***** Study material *****
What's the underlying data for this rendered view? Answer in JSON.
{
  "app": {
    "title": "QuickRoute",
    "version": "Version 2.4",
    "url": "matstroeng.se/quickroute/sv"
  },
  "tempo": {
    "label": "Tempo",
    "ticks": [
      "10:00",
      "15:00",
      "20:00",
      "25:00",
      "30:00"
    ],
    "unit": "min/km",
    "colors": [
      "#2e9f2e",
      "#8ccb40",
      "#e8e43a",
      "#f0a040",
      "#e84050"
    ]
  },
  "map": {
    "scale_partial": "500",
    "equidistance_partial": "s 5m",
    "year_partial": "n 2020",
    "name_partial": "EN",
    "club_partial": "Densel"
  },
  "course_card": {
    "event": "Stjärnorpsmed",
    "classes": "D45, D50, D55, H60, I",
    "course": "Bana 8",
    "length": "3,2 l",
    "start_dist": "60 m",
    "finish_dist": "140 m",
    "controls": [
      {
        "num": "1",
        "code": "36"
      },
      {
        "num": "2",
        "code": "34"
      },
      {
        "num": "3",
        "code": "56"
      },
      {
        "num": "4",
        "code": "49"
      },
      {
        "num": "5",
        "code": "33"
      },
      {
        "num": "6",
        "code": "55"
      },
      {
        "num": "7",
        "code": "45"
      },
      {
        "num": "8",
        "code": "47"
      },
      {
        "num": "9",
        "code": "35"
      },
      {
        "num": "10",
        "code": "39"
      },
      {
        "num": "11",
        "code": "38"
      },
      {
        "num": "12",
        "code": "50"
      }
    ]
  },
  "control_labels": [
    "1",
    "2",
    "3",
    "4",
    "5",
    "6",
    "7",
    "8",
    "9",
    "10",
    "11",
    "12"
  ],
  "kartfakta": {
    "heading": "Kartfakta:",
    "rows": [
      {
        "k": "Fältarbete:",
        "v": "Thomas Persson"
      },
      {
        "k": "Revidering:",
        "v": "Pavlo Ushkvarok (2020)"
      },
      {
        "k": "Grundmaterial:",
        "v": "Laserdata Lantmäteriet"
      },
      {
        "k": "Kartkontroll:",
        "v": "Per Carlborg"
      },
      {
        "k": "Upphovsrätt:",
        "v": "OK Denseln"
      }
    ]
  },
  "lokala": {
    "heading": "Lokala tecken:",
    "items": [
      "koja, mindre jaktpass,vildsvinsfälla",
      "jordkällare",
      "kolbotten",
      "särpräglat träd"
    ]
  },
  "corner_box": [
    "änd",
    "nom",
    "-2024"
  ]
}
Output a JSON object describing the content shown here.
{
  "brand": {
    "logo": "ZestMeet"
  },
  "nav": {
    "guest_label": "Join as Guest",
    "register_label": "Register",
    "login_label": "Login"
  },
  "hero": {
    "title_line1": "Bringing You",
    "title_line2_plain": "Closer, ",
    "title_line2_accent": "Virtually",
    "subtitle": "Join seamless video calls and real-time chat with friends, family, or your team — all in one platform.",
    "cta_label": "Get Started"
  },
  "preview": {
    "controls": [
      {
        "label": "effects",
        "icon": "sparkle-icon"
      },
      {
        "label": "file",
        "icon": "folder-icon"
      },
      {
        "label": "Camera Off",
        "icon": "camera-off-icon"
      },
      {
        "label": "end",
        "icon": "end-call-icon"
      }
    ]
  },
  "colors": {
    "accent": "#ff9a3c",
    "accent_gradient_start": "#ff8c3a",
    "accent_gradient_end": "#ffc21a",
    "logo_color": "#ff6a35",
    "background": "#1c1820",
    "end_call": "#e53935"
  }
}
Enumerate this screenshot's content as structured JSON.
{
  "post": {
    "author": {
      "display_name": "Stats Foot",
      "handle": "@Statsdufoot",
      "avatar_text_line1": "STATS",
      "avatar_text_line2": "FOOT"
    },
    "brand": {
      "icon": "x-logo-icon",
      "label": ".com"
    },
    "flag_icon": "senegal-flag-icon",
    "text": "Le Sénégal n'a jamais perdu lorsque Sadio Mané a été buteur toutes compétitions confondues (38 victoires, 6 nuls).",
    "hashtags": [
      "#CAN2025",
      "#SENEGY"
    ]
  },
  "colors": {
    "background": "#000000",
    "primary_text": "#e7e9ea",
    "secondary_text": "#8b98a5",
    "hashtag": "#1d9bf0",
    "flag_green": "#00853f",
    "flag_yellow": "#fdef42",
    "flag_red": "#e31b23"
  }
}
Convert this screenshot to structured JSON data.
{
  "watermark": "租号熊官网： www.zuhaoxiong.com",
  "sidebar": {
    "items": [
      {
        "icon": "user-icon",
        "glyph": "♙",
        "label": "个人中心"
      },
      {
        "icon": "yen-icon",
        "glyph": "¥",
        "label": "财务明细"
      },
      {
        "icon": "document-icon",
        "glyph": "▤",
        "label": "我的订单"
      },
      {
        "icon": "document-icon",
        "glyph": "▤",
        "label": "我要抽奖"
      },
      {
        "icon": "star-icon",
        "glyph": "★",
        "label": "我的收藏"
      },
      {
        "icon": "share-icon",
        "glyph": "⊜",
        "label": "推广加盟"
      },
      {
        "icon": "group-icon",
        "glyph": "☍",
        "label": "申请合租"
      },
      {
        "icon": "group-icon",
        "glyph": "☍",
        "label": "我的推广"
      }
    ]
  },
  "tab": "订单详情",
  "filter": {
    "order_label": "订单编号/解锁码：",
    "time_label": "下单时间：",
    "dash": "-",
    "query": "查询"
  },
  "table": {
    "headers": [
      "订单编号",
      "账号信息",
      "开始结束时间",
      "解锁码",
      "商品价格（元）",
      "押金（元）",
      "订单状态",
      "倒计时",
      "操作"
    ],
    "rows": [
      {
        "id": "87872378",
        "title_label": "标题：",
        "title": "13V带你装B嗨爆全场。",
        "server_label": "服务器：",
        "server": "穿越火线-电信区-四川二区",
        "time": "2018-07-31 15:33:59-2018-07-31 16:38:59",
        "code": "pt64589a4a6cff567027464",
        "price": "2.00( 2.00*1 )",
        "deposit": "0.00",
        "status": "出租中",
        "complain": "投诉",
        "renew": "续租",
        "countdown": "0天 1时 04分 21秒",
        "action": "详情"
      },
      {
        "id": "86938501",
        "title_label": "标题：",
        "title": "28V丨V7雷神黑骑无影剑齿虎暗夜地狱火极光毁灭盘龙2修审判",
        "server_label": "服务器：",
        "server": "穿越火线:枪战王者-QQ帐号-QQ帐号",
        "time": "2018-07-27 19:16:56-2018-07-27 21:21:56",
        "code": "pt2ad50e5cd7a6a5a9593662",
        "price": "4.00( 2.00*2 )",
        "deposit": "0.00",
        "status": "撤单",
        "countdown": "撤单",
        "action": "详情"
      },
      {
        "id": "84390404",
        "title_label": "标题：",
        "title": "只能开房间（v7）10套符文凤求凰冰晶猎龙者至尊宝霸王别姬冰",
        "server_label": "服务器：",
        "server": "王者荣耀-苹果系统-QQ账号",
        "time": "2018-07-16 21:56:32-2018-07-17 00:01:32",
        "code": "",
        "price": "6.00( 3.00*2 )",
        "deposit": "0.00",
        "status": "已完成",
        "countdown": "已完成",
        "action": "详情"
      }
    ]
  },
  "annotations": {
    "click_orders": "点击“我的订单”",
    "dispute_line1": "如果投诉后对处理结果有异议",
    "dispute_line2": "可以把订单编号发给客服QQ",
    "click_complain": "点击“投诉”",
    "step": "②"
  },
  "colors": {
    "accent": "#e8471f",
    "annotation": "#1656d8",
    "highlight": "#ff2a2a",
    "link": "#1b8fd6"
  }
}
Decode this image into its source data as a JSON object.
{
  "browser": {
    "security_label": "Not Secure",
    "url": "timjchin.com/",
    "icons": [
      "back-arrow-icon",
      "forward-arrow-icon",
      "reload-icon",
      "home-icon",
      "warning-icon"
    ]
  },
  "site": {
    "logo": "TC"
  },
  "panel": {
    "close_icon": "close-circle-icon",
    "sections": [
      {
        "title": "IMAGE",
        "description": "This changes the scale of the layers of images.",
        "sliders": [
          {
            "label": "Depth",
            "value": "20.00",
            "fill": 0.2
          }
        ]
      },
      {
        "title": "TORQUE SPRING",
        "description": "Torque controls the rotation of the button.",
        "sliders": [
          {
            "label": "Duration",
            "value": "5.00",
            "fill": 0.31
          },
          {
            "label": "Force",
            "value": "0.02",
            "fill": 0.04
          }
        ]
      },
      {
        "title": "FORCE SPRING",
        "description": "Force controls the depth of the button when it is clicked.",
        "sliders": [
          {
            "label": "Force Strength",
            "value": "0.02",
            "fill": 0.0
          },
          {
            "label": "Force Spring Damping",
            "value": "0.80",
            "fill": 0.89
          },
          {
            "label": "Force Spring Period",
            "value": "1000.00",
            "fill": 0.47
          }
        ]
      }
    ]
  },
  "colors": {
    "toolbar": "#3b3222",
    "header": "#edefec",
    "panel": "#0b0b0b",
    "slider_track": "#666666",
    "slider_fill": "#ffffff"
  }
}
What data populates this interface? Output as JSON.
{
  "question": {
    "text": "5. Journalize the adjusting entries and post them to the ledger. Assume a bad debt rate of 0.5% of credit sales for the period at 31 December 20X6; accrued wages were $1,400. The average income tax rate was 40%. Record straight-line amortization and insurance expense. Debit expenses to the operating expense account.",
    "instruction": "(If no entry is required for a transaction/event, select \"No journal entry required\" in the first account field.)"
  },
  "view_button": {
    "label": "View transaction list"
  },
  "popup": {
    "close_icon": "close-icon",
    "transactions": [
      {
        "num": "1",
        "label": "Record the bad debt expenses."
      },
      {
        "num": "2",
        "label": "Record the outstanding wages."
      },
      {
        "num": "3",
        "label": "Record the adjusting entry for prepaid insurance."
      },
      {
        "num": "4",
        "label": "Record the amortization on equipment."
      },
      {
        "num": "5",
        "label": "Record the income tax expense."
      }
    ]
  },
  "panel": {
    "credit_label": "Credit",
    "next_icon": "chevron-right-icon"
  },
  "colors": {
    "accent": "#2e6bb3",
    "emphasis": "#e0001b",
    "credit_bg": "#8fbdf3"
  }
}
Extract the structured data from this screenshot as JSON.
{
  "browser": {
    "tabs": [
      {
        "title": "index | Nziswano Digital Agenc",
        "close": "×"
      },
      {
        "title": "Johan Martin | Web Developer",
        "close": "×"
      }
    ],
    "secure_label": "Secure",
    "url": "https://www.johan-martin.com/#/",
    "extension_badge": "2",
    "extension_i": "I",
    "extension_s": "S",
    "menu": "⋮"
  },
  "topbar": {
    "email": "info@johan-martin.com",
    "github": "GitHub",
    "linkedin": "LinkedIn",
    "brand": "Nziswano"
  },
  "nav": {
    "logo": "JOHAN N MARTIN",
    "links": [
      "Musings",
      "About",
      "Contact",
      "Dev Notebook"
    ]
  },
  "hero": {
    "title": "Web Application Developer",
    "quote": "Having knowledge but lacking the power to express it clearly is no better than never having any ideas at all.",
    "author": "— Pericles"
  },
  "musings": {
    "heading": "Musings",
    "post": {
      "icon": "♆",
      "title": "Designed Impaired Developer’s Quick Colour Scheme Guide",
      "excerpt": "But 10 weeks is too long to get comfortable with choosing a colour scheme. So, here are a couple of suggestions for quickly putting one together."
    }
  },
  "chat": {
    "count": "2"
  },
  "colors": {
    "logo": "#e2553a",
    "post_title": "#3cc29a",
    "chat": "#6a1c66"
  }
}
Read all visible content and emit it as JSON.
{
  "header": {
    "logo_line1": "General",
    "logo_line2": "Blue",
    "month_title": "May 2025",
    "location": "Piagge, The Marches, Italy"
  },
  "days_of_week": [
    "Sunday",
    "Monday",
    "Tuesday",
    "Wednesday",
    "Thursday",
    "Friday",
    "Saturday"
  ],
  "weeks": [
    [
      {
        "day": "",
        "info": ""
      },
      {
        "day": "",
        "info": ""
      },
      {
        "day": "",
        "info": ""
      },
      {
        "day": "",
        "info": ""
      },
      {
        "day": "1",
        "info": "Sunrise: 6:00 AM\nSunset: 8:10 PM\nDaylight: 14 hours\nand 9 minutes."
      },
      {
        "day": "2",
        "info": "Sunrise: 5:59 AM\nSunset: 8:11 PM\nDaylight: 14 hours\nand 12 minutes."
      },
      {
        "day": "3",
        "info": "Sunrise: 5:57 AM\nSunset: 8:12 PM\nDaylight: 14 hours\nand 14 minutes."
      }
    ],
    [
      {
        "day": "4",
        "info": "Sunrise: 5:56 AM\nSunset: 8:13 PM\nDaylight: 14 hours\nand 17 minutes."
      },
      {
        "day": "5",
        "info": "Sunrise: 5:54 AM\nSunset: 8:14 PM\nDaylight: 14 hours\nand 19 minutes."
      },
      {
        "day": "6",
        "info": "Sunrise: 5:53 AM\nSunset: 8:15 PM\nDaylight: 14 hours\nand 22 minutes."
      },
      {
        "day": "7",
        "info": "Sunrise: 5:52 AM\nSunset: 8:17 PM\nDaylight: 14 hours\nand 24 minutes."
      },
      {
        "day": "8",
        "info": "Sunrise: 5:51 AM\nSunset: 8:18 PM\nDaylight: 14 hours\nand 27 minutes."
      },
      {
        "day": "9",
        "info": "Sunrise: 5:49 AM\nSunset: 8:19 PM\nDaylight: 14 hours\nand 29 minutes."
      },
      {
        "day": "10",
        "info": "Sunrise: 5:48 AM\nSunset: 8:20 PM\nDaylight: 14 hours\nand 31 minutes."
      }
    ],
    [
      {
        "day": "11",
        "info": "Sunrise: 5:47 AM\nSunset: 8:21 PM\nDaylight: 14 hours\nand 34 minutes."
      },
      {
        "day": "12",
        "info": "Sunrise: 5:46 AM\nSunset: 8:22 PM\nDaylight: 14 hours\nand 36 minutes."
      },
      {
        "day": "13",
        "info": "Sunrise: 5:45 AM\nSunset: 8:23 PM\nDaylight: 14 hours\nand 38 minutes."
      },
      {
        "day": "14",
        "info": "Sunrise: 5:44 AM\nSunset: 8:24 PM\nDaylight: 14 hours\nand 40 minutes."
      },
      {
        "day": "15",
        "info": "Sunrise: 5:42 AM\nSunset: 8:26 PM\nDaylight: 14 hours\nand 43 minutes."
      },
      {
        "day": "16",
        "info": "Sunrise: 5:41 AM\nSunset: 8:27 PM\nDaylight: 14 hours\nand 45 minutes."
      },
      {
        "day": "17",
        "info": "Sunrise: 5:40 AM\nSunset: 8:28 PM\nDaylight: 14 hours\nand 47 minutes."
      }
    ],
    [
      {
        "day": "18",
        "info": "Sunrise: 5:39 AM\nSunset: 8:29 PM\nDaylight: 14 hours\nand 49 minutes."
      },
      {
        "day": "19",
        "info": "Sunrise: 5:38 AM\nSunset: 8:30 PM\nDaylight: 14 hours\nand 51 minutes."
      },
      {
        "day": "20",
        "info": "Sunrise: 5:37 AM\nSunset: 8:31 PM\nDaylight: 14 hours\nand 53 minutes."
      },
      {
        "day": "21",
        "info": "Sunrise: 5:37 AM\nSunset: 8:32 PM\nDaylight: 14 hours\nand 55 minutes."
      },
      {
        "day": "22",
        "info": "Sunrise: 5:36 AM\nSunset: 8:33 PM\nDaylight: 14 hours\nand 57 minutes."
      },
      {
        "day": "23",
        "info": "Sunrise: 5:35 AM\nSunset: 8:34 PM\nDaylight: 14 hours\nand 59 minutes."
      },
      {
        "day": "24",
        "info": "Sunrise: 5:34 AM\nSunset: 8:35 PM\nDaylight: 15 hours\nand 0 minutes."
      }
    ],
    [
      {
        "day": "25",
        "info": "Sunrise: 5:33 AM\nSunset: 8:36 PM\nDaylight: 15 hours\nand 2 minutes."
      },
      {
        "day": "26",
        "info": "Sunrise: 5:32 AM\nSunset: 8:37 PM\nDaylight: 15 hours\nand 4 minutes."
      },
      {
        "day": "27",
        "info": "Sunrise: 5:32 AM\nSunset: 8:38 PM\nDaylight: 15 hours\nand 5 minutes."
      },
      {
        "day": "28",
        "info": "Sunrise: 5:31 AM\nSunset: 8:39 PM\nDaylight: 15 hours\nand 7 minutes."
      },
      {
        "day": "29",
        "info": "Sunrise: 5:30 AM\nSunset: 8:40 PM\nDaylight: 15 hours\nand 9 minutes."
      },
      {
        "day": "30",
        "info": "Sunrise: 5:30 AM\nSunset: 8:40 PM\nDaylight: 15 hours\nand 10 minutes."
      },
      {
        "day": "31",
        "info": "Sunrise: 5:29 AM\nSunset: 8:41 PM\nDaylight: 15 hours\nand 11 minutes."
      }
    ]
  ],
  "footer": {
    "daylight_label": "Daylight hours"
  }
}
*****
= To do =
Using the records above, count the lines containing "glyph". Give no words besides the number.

= Reply =
8